((

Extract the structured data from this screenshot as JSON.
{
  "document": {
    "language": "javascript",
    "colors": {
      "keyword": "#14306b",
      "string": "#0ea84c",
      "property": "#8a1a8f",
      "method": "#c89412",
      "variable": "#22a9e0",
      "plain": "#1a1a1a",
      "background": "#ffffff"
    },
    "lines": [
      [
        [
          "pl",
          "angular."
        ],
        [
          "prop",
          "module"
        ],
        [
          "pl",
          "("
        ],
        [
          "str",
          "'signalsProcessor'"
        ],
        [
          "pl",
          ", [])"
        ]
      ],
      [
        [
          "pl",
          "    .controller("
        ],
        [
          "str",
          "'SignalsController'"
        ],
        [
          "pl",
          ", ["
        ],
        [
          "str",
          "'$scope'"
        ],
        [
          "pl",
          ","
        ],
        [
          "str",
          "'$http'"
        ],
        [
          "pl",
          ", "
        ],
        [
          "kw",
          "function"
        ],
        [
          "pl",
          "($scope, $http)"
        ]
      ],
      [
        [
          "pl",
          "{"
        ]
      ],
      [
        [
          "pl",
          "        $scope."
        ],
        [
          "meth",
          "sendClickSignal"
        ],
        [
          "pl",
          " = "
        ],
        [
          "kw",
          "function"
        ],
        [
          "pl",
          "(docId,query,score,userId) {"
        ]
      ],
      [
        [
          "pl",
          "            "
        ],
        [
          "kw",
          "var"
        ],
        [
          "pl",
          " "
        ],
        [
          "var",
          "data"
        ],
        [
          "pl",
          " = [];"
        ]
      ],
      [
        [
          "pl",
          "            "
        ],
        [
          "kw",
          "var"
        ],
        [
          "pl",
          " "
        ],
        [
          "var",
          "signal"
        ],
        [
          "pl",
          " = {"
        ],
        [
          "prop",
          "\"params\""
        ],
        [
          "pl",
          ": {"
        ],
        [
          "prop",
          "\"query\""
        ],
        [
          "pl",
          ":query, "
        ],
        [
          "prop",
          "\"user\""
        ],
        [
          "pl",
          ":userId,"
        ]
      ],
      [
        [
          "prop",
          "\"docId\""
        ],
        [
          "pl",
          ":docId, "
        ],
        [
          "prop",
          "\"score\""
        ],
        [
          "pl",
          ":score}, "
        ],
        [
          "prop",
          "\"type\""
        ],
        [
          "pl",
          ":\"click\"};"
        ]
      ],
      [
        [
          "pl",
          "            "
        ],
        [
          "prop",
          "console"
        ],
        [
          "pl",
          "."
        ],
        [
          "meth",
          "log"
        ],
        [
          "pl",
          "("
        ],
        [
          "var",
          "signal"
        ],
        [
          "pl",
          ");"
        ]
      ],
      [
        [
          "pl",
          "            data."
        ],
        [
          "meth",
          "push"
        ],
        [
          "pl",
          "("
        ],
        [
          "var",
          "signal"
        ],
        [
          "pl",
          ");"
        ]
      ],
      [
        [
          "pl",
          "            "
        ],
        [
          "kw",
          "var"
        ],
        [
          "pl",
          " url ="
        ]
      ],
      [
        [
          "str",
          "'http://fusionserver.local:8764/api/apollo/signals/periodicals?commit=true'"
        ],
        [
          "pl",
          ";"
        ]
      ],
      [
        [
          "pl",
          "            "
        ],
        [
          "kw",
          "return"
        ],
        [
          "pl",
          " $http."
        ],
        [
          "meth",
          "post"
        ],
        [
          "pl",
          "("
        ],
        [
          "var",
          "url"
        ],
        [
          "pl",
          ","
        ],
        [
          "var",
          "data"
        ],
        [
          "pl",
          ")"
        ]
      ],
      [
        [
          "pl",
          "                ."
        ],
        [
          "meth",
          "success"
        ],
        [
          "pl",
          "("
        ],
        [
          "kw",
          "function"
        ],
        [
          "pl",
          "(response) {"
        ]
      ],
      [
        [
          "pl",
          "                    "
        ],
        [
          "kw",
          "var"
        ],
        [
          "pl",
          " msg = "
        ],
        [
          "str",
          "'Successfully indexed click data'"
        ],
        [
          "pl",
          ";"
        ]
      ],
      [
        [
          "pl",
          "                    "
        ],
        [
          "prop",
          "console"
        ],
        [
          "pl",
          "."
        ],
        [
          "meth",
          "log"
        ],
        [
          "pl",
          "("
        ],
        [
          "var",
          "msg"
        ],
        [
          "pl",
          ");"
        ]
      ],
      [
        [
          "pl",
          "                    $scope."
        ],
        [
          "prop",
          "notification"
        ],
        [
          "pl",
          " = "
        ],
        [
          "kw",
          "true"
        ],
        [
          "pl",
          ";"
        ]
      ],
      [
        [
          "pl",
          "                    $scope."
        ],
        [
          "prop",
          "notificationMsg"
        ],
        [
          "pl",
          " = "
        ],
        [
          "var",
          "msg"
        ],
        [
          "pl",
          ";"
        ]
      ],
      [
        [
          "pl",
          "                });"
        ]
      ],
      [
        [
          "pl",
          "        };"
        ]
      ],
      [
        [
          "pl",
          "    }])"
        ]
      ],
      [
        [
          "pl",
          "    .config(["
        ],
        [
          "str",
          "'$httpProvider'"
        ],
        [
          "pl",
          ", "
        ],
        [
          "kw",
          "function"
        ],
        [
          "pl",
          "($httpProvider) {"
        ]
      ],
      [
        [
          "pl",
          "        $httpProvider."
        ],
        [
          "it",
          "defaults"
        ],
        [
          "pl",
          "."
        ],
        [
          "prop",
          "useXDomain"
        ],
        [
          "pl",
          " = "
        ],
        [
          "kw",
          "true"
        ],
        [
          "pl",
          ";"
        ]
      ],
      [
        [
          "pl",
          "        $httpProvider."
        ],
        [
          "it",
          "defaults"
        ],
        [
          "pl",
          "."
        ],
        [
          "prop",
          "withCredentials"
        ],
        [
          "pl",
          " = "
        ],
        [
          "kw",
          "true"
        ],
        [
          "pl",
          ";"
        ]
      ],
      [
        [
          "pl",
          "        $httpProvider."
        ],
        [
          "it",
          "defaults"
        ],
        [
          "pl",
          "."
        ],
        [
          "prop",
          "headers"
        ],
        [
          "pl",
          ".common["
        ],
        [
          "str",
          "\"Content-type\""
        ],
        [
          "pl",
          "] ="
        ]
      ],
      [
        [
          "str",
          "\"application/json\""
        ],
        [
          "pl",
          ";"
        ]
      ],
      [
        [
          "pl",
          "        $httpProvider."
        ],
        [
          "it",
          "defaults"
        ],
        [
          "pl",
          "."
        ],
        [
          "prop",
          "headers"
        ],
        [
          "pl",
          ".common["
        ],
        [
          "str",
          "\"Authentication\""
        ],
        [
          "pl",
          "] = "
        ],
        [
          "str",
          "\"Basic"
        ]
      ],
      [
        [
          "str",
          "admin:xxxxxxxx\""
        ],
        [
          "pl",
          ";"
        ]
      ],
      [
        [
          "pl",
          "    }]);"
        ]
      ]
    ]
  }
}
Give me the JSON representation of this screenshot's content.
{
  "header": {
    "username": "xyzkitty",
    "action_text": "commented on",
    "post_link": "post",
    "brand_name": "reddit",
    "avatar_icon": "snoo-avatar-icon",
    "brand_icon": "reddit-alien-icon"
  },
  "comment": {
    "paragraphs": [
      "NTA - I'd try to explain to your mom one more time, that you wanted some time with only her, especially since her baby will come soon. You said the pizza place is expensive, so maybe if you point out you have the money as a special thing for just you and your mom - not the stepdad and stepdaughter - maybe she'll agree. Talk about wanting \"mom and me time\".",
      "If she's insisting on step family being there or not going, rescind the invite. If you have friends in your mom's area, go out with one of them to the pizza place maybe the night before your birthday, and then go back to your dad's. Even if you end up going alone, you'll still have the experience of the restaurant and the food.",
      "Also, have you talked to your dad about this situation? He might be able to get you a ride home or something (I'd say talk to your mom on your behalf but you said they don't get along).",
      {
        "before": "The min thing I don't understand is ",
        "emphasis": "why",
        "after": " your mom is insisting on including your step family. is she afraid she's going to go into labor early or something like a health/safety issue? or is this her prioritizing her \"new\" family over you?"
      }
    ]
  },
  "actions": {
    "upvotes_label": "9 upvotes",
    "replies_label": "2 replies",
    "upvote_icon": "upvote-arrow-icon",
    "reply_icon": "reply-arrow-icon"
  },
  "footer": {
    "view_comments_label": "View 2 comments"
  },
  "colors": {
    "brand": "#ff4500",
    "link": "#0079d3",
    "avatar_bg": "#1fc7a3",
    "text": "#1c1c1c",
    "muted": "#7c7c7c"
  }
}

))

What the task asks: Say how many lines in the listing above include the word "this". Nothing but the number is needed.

Response below: 4